>>>>>
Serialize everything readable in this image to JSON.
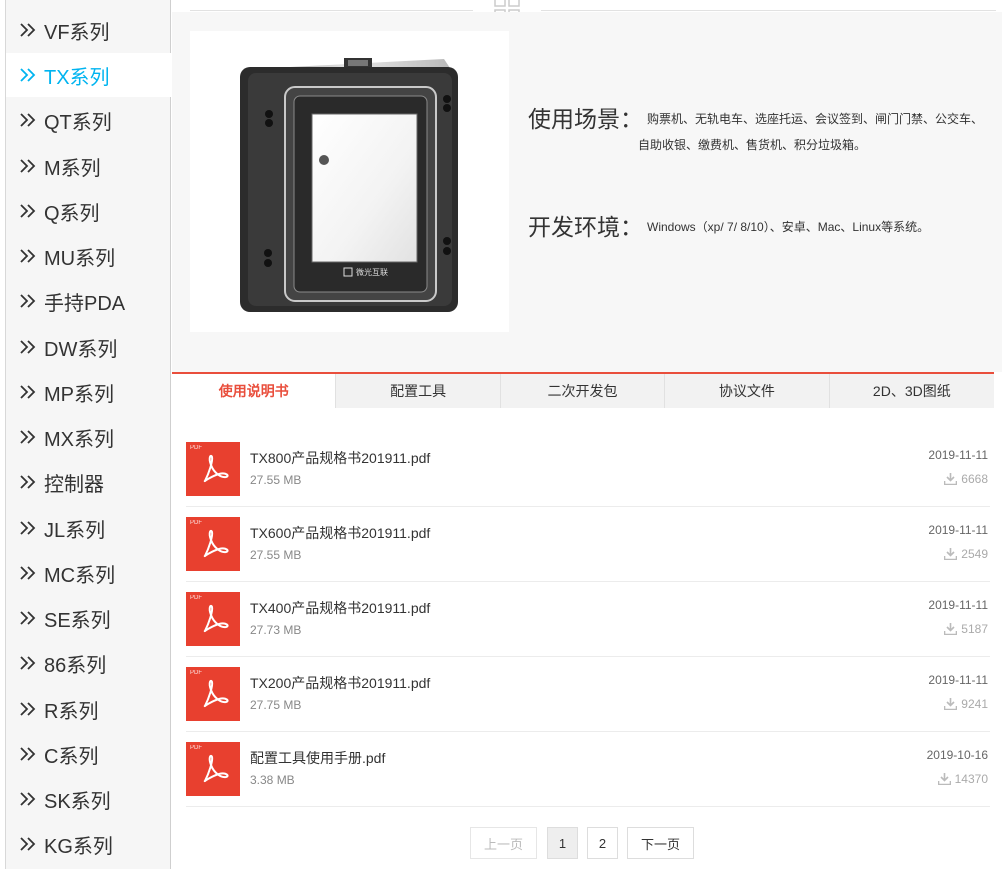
{
  "sidebar": {
    "items": [
      {
        "label": "VF系列",
        "active": false
      },
      {
        "label": "TX系列",
        "active": true
      },
      {
        "label": "QT系列",
        "active": false
      },
      {
        "label": "M系列",
        "active": false
      },
      {
        "label": "Q系列",
        "active": false
      },
      {
        "label": "MU系列",
        "active": false
      },
      {
        "label": "手持PDA",
        "active": false
      },
      {
        "label": "DW系列",
        "active": false
      },
      {
        "label": "MP系列",
        "active": false
      },
      {
        "label": "MX系列",
        "active": false
      },
      {
        "label": "控制器",
        "active": false
      },
      {
        "label": "JL系列",
        "active": false
      },
      {
        "label": "MC系列",
        "active": false
      },
      {
        "label": "SE系列",
        "active": false
      },
      {
        "label": "86系列",
        "active": false
      },
      {
        "label": "R系列",
        "active": false
      },
      {
        "label": "C系列",
        "active": false
      },
      {
        "label": "SK系列",
        "active": false
      },
      {
        "label": "KG系列",
        "active": false
      }
    ]
  },
  "product": {
    "brand_on_device": "微光互联",
    "scenario_label": "使用场景：",
    "scenario_line1": "购票机、无轨电车、选座托运、会议签到、闸门门禁、公交车、",
    "scenario_line2": "自助收银、缴费机、售货机、积分垃圾箱。",
    "env_label": "开发环境：",
    "env_text": "Windows（xp/ 7/ 8/10）、安卓、Mac、Linux等系统。"
  },
  "tabs": [
    {
      "label": "使用说明书",
      "active": true
    },
    {
      "label": "配置工具",
      "active": false
    },
    {
      "label": "二次开发包",
      "active": false
    },
    {
      "label": "协议文件",
      "active": false
    },
    {
      "label": "2D、3D图纸",
      "active": false
    }
  ],
  "files": [
    {
      "name": "TX800产品规格书201911.pdf",
      "size": "27.55 MB",
      "date": "2019-11-11",
      "downloads": "6668"
    },
    {
      "name": "TX600产品规格书201911.pdf",
      "size": "27.55 MB",
      "date": "2019-11-11",
      "downloads": "2549"
    },
    {
      "name": "TX400产品规格书201911.pdf",
      "size": "27.73 MB",
      "date": "2019-11-11",
      "downloads": "5187"
    },
    {
      "name": "TX200产品规格书201911.pdf",
      "size": "27.75 MB",
      "date": "2019-11-11",
      "downloads": "9241"
    },
    {
      "name": "配置工具使用手册.pdf",
      "size": "3.38 MB",
      "date": "2019-10-16",
      "downloads": "14370"
    }
  ],
  "file_icon_tag": "PDF",
  "pagination": {
    "prev": "上一页",
    "pages": [
      "1",
      "2"
    ],
    "current": "1",
    "next": "下一页"
  },
  "colors": {
    "accent_red": "#e94e3c",
    "active_sidebar": "#00b4f0",
    "pdf_icon": "#e8402f"
  }
}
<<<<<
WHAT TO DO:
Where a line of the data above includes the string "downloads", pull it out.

WRITTEN RESPONSE:
      "downloads": "6668"
      "downloads": "2549"
      "downloads": "5187"
      "downloads": "9241"
      "downloads": "14370"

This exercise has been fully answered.